### [DATASET CONTENT]
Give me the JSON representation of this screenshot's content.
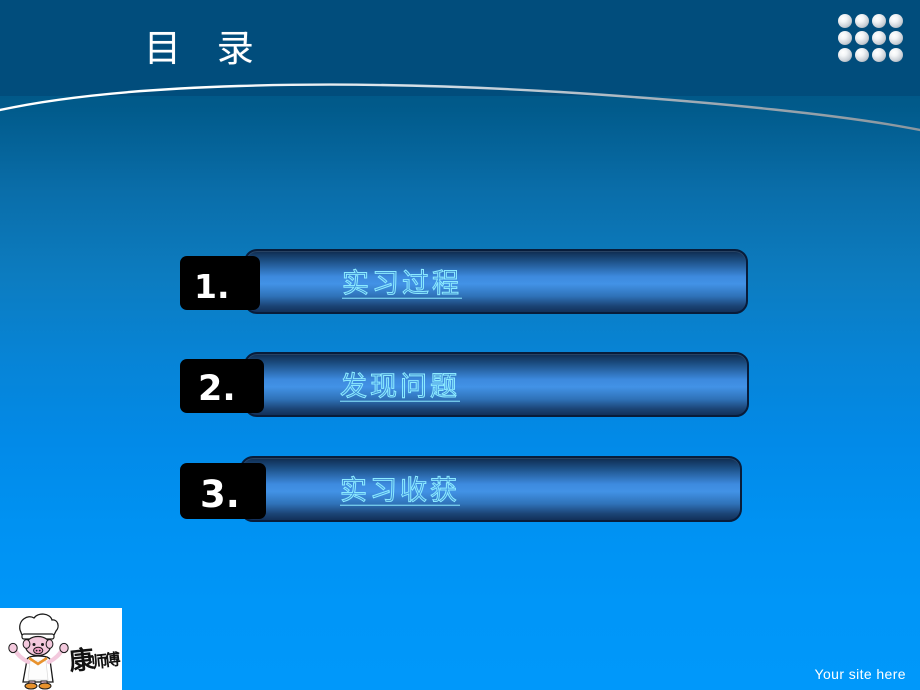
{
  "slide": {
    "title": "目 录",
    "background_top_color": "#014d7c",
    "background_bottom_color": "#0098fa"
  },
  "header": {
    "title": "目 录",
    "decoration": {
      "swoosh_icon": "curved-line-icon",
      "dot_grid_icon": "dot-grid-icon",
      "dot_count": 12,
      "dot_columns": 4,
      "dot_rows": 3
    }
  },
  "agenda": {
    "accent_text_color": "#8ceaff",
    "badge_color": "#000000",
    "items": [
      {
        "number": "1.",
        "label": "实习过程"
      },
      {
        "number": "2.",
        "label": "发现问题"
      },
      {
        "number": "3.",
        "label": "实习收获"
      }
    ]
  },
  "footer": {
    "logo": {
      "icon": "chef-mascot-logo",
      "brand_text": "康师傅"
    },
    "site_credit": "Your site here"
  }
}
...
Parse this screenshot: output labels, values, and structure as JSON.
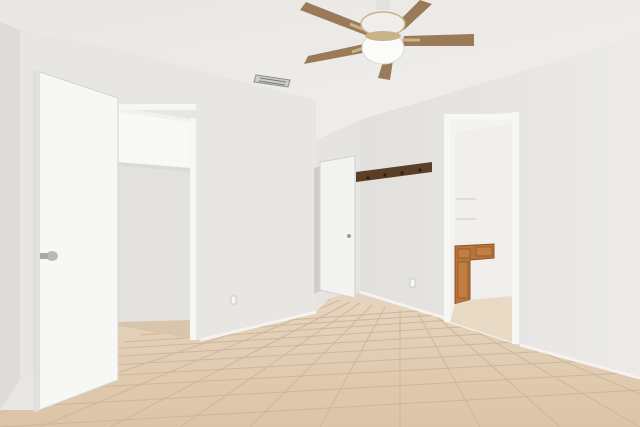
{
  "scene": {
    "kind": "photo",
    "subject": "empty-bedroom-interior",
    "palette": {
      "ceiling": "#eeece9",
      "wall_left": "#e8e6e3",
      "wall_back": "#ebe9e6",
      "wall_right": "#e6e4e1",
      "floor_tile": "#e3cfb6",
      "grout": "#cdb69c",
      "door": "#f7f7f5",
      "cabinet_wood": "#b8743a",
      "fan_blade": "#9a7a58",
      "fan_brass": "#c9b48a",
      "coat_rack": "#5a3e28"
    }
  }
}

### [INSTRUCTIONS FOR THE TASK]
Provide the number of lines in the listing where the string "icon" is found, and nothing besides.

### [SOLUTION FOR THIS PROBLEM]
3